= Beginning of Section =

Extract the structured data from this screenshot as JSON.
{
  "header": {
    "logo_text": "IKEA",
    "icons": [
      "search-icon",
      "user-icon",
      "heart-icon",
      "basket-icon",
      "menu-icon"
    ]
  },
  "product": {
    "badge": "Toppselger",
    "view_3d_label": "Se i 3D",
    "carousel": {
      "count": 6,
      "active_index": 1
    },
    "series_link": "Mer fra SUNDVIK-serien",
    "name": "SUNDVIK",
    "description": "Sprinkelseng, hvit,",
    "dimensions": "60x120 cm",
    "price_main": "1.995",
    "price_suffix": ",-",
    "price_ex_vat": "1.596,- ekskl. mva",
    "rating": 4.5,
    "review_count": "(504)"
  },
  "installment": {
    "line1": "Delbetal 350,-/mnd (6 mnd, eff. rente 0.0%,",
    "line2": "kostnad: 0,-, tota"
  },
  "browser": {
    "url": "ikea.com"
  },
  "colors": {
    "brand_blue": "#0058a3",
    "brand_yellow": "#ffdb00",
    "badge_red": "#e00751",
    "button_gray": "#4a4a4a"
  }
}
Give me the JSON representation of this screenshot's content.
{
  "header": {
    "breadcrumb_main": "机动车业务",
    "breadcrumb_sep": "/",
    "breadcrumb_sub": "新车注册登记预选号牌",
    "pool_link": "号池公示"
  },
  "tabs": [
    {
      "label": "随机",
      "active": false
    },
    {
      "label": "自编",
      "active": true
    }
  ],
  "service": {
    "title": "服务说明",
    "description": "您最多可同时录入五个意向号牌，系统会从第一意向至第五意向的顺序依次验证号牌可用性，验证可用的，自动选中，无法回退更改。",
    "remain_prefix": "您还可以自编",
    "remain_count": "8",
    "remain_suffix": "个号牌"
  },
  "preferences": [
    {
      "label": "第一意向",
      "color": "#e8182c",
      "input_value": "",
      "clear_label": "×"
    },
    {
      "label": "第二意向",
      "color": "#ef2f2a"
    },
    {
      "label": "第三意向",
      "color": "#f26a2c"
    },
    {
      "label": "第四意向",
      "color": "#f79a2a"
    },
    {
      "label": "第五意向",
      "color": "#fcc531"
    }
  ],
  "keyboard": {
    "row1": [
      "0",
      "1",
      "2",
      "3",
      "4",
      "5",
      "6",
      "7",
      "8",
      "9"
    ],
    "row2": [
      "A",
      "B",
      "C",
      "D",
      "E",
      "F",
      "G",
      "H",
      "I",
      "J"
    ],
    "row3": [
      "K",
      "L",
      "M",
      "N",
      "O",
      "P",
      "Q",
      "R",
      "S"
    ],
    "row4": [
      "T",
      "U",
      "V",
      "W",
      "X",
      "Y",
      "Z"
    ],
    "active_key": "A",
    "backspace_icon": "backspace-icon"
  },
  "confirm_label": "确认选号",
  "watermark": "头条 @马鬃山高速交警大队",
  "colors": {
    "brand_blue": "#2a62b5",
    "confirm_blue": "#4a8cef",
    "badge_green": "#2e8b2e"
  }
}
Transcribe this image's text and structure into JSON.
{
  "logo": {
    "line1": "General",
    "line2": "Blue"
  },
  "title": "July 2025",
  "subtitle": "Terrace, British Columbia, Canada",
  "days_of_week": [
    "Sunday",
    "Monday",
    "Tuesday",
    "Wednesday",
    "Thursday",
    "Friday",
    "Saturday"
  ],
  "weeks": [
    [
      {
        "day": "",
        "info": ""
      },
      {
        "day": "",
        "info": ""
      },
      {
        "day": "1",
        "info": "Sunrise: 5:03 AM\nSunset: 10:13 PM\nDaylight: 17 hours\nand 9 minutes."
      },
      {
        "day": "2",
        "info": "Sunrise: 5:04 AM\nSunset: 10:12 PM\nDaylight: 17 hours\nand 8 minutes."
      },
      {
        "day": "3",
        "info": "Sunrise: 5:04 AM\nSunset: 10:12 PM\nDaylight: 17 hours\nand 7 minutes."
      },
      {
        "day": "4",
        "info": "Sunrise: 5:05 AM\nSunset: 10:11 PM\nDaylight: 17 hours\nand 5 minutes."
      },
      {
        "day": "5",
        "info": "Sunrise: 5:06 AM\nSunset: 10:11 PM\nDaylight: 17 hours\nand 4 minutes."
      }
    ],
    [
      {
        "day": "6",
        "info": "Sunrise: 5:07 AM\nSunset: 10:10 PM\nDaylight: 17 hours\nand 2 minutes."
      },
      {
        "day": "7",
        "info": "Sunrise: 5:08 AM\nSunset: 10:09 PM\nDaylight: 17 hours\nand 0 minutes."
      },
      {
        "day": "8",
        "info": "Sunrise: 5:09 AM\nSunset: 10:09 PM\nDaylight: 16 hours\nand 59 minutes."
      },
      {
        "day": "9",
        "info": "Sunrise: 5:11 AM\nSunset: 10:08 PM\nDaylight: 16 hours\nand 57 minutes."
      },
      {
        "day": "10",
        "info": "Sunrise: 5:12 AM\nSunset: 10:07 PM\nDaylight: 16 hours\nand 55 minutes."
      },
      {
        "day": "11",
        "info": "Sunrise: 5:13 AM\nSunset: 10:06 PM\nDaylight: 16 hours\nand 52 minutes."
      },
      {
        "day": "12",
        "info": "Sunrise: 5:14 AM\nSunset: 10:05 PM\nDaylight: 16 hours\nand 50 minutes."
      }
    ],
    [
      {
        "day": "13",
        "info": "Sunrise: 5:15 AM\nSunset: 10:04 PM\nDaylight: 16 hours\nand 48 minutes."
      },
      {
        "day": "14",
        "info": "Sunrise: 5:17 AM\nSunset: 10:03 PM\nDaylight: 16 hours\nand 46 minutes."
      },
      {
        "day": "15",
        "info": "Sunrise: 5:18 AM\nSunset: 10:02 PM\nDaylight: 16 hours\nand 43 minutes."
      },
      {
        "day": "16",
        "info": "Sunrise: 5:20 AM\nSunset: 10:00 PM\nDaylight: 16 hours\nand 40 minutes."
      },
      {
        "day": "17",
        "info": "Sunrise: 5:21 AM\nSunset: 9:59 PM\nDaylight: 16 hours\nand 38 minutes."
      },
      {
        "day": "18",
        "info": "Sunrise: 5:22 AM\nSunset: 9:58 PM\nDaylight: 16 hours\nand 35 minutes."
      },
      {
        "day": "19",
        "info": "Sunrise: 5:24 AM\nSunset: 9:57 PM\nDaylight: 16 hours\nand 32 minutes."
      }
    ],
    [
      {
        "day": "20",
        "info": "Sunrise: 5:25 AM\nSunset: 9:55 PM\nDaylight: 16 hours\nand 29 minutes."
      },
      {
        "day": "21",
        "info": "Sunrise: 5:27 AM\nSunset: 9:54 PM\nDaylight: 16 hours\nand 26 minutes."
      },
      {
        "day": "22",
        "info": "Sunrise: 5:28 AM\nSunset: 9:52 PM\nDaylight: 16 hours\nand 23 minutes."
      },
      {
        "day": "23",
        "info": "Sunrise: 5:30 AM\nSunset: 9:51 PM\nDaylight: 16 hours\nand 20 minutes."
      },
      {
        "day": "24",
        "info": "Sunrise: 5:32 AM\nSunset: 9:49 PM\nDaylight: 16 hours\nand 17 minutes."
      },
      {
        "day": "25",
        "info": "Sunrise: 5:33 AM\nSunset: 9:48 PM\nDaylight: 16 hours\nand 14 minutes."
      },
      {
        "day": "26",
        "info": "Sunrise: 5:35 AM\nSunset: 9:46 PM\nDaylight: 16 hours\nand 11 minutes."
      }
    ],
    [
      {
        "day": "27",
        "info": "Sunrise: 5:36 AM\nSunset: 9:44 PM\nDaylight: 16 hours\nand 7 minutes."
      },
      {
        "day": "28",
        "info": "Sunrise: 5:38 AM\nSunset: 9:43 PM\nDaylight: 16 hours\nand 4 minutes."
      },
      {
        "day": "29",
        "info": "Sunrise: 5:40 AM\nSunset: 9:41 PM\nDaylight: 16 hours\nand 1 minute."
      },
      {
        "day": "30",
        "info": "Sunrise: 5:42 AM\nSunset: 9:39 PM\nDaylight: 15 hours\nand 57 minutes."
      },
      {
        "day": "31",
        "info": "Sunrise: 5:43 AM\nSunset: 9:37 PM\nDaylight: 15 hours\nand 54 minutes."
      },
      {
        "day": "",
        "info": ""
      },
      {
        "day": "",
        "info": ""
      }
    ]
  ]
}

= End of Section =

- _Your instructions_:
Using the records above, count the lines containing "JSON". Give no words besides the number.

- _Solution to this problem_:
3